Segment Open

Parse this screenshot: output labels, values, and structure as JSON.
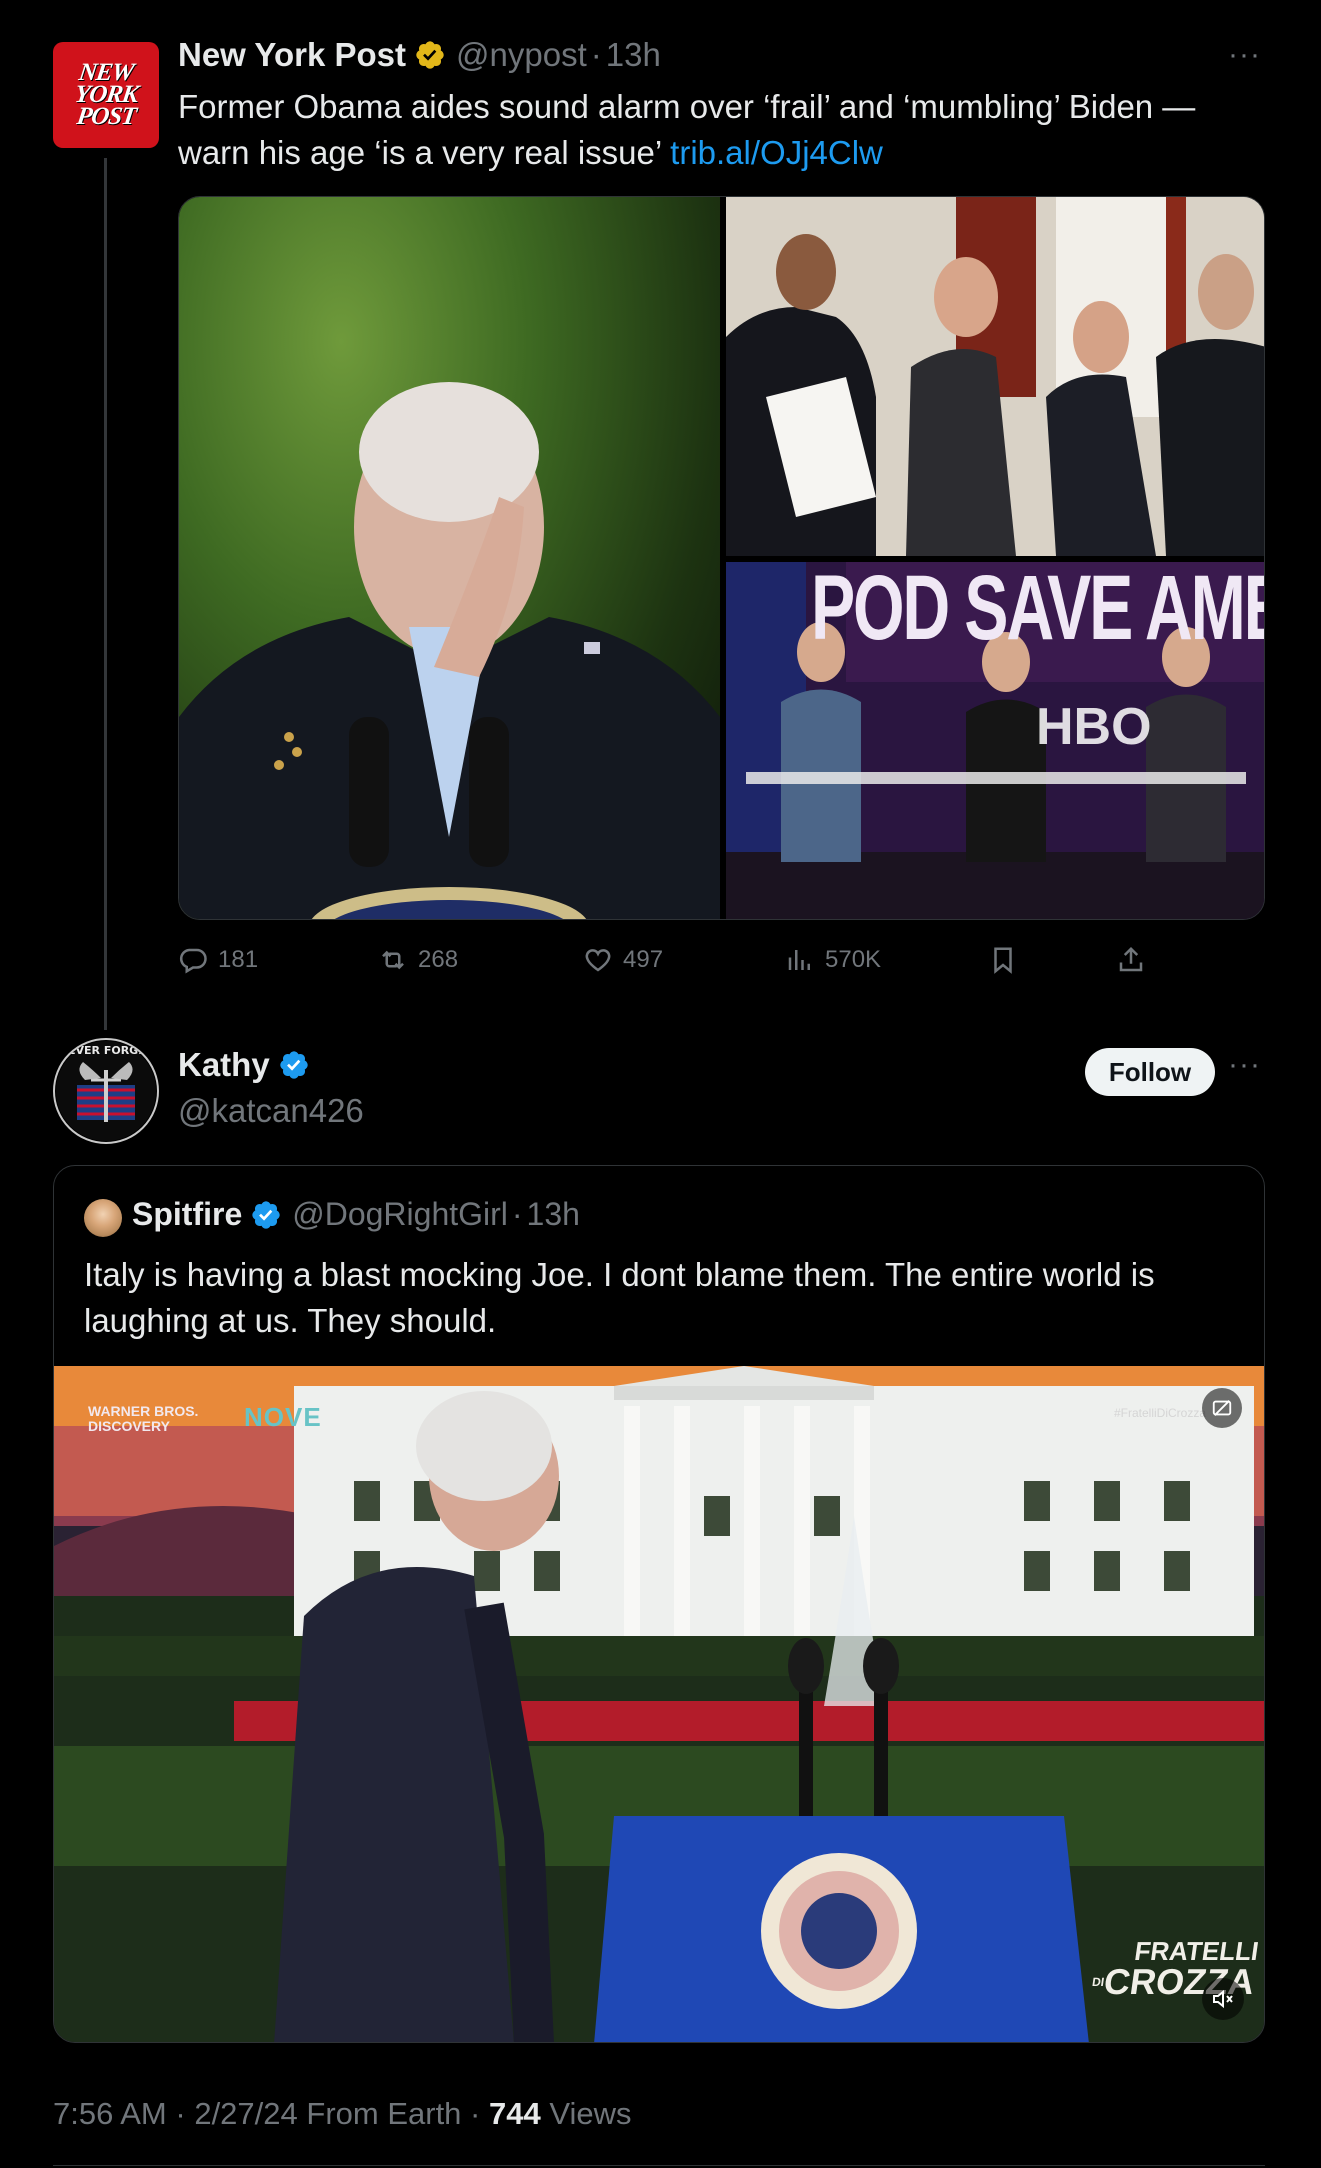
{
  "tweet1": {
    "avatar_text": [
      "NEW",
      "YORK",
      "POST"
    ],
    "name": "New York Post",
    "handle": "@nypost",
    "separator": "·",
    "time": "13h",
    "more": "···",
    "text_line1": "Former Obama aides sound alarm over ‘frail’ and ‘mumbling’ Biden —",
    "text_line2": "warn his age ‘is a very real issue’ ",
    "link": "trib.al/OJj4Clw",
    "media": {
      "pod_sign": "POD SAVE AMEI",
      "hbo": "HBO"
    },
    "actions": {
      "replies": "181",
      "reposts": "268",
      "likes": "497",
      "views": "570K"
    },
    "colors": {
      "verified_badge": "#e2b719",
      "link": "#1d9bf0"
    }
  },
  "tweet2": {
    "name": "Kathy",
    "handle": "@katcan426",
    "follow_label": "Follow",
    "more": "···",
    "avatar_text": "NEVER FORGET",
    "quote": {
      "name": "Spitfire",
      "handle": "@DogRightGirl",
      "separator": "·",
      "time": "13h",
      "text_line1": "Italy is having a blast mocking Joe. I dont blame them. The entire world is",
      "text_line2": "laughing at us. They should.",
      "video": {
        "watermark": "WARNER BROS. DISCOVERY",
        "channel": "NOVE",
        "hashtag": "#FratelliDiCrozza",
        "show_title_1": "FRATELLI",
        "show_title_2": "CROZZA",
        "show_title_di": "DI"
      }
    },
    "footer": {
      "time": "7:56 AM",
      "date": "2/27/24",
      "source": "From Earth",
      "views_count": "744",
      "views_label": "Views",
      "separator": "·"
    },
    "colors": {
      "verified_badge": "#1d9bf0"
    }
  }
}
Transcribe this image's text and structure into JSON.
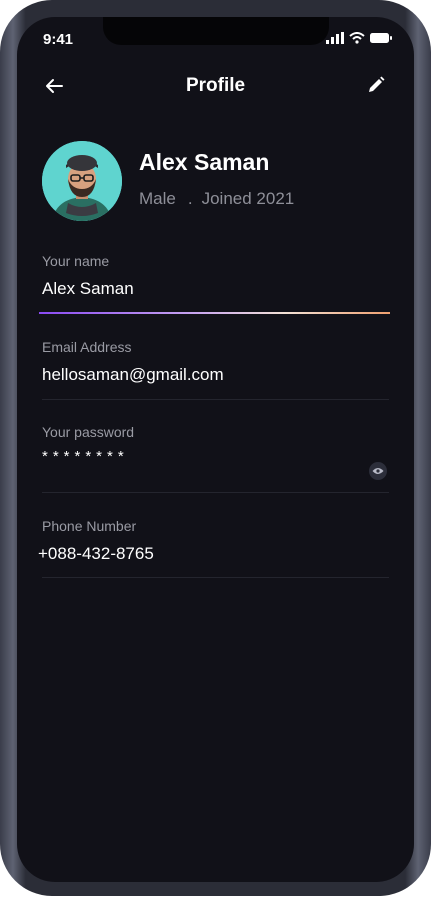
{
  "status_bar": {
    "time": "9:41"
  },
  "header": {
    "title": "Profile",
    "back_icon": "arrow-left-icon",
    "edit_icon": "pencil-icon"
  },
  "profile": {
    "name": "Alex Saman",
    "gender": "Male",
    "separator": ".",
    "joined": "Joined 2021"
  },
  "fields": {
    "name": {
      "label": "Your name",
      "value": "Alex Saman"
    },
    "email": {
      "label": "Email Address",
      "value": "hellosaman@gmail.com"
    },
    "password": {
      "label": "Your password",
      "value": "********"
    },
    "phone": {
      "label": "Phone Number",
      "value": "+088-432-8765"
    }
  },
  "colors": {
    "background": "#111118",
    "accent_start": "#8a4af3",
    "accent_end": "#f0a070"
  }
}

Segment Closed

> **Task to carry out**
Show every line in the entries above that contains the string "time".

> **Written solution**
    "time": "13h",
      "time": "13h",
      "time": "7:56 AM",
    "time": "9:41"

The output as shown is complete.